S. Grimme, J. Antony, S. Ehrlich, H. Krieg, J. Chem. Phys. 2010, 132, 154104. (a) F. Weigend, R. Ahlrichs, Phys. Chem. Chem. Phys. 2005, 7, 3297-3305; (b) F. Weigend, Phys. Chem. Chem. Phys. 2006, 8, 1057-1065. A. Klamt, G. Schüürmann, J. Chem. Soc., Perkin Trans. 2 1993, 799-805. V. P. Pawar, J. Chem. Eng. Data 2006, 51, 882-885. A. E. Reed, R. B. Weinstock, F. Weinhold, J. Chem. Phys. 1985, 83, 735-746. The Fe-NO complex reacts differently from the bis-iminopyridine Fe complexes which result in both one-electron oxidation of the ligand and one-electron oxidation of the metal: (a) J. M. Hoyt, K. T. Sylvester, S. P. Semproni, P. J. Chirik, J. Am. Chem. Soc. 2013, 135, 4862-4877; (b) J. M. Darmon, S. C. E. Stieber, K. T. Sylvester, I. Fernández, E. Lobkovsky, S. P. Semproni, E. Bill, K. Wieghardt, S. DeBeer, P. J. Chirik, J. Am. Chem. Soc. 2012, 134, 17125-17137. This also explains the previously observed selectivity for alkylation reactions where a equatorial position of the NO-ligand is energetically favored: J. E. M. N. Klein, B. Miehlich, J. Kästner, B. Plietker, Dalton Trans. 2013, 42, 7519-7525. When this reaction was carried out under an atmosphere of CO no effect was observed. Therefore reaction pathways based on a decarbonylated Fe complex were not considered. For a recent comprehensive review see: T. C. Berto, A. L. Speelman, S. Zheng, N. Lehnert, Coord. Chem. Rev. 2013, 257, 244-259. Received: ((will be filled in by the editorial staff)) Revised: ((will be filled in by the editorial staff)) Published online: ((will be filled in by the editorial staff))

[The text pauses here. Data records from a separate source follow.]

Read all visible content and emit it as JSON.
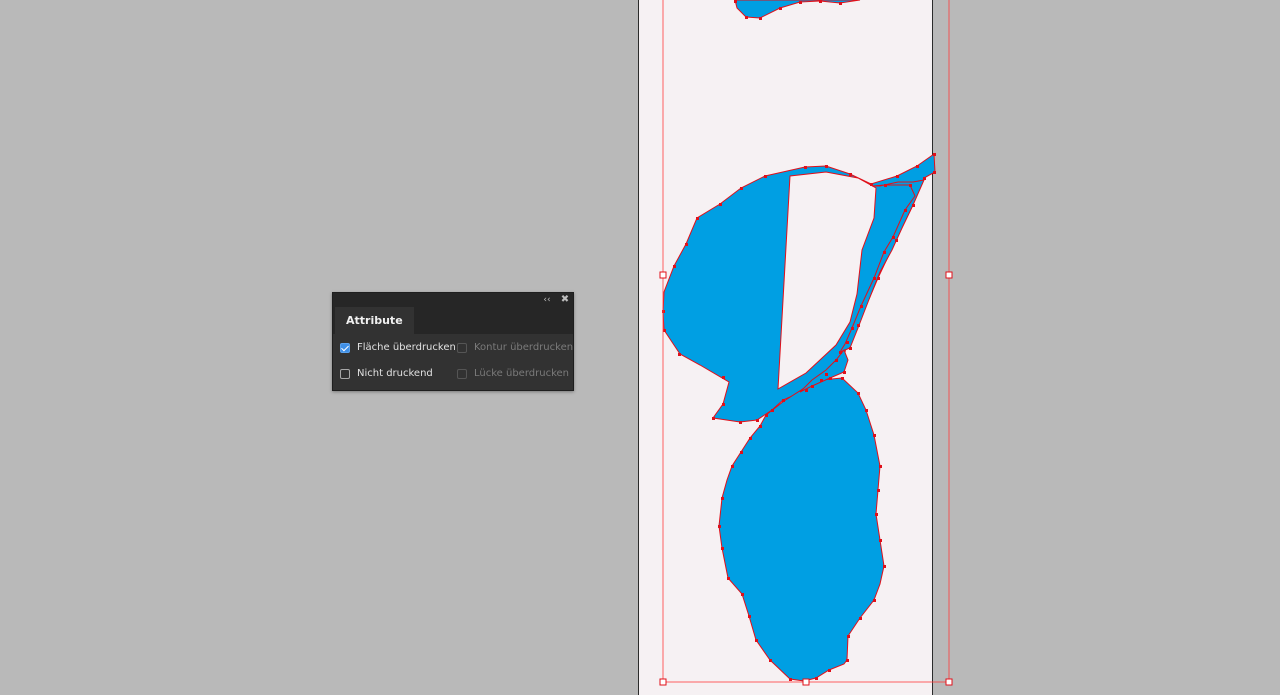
{
  "panel": {
    "collapse_icon": "double-chevron-left-icon",
    "close_icon": "close-icon",
    "tab_label": "Attribute",
    "options": [
      {
        "label": "Fläche überdrucken",
        "checked": true,
        "enabled": true
      },
      {
        "label": "Kontur überdrucken",
        "checked": false,
        "enabled": false
      },
      {
        "label": "Nicht druckend",
        "checked": false,
        "enabled": true
      },
      {
        "label": "Lücke überdrucken",
        "checked": false,
        "enabled": false
      }
    ]
  },
  "colors": {
    "canvas": "#b9b9b9",
    "artboard": "#f6f1f3",
    "shape_fill": "#009fe3",
    "selection": "#ff0000",
    "panel_bg": "#323232",
    "checkbox_accent": "#3f8fe6"
  }
}
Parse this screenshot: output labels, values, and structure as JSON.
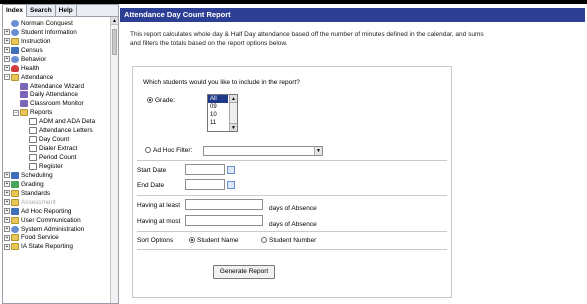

5

DOI: 10.1002/chem.201xxxxxx

FULL PAPER Fe- or Fe-NO catalysis? The Bu4N[Fe(CO)3(NO)]-catalyzed Cloke-Wilson rearrangement of activated vinyl cyclopropanes occurs readily at 45 °C in the absence of added ligands. Quantum chemical calculations show that the initial electron transfer originates from one Fe-N π-bond resulting in formal oxidation of the NO-ligand.

█ Fe Catalysis Johannes E. M. N. Klein,[a] Gerald Knizia,[b] Burkhard Miehlich,[a] Johannes Kästner[c] und Bernd Plietker[a]*

■■ – ■■ Fe or Fe-NO Catalysis? A Quantum Chemical Investigation of the [Fe(CO)3(NO)]−-Catalyzed Cloke-Wilson Rearrangement

6